2020 Topic 8: Popping Pink
Hi everyone, Keren here introducing the colour PINK! This is not a colour that I wear nor choose to craft with, but whether neon, bold or beautifully pastel, it's certainly a colour that makes a statement. As to whether it can be described as 'popping', I've chosen lots of different shades and added in examples where the contrast can make it pop as well as the colour itself.
Debuting this theme are a PaperArtsy duo. Corrie Herriman is pushing the pink envelope with pinky- purples and uses the impactful stamp designs from Kim Dellow.
Serendipitously, Amanda Pink had also created something textural using colder pinks. Layer upon layer of paint plus some Seth Apter images produces this wonderful result. She simply had to be here because of her name ;-) .
Think for a moment about famous pinks, and this next one has to be up there. Lots of little girls have grown up with these bold pinks.
Like every colour, the look can change depending on its neighbours. Add bright red and gold and it looks modern and contemporary.
Now take softer hues, a pillarbox red and some vintage images, and you end up with a pink that would be perfectly at home in a Victorian drawing room.
Shift to the animal world and pink is inextricably linked with those 'show-off' fashionista birds!
For a romantic interjection into proceedings, how about a beautiful sunset? Pinks in many different hues can be found and partner so stunningly with blues, purples, yellows and oranges.
Pink is not a colour I'd have automatically associated with Christmas greeting cards, but this lovely knitted textured layer seems a sympathetic choice with the foliage and pine cones.
If you're not a lover of sugary pinks, maybe you'll appreciate the vibrancy of neons. This print is bold, and would brighten up any dull space.

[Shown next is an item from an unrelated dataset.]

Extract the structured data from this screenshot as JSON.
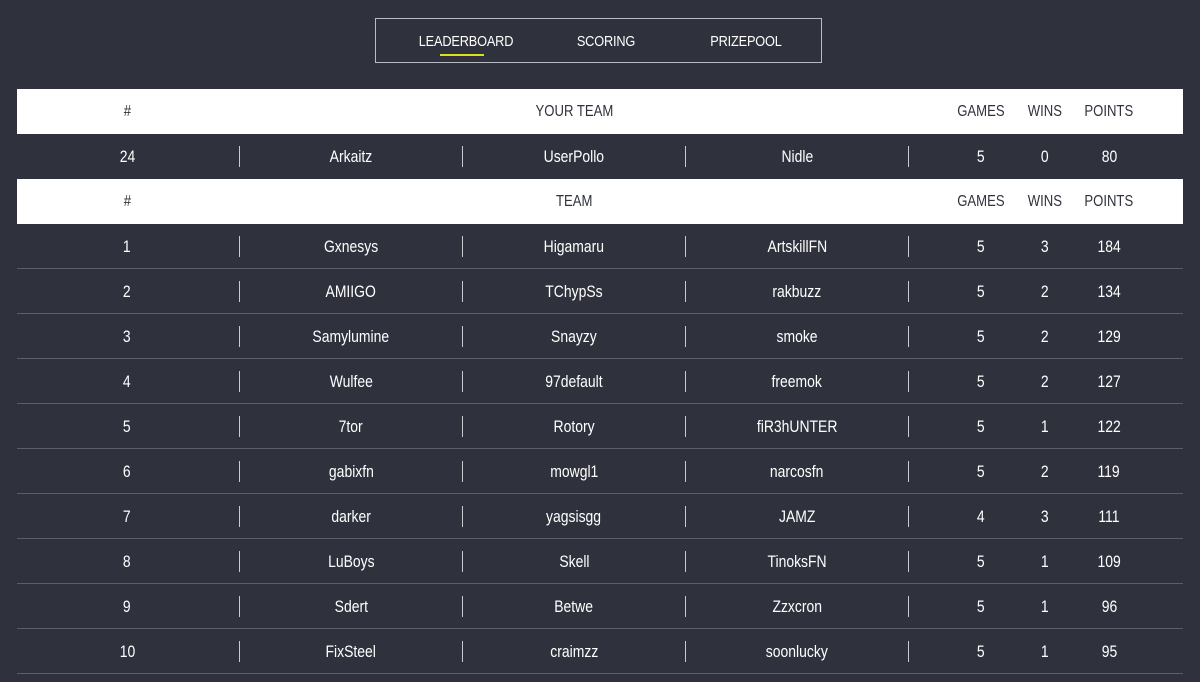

Pink and orange are cheerful companions. This simple card could be sketched and watercoloured in a similar style.
Dina Wakeley is known for her love of colour and bold designs. This piece shows how well the colours turquoise and orange make the bright pink really 'pop'.
Resin art has a certain magic; the softly blended colours and brilliant shine. Pinks blend with oranges, purples and nestle cosily next to white.
Tree-like plants erupt out of this forest. The green is a great contrast and the pinks sliding into purple burst out of the centres.
Bold graphic prints don't get much better than this. Notice all the different shades of pink interspersed with black and neutrals plus other contrasting colours.
Pink brings out its delicate side when paired with yellow. This bouquet would bring a smile on even the dreariest of days.
Teaming pink with navy and grey makes pink seem sophisticated and grown-up even. Love the triptych of prints, proving that more can be more! Not sure I could manage to keep a pink sofa pristine, but would like to try!
Pink wouldn't be my go-to colour for figures, but I love this artist's journal page. She explains the process with a video.
I admire anyone who can paint, and this piece has my full admiration. Not only is it a wonderful portrait but the way they've added the paint gives such an amazing textural quality.
Staying with art, but in a more abstract form, this artist pairs pastel and bright pinks with the neutrals that help tie the two hues together.
It always impresses me how different colours appear dependent on the background colour. This almost kraft background gives this piece a warmth and notice the 'unfinished' element that allows your mind to colour in the rest.
We close out this intro with the bold art marks of Rae Missigman. She's a 'new-to-me' artist but I'll be visiting her more often. Her playful pieces use lots of mark making and her colours are punchy and arresting. Not afraid of pinks, I should take a leaf out of her book.
We've seen sugary pinks through red based vintage shades, up to fuschia bold pinks and even neon! Pink is a wonderful colour that you're sure to have fun with. Do have a look through your paints and inks and see where 'pink' takes you.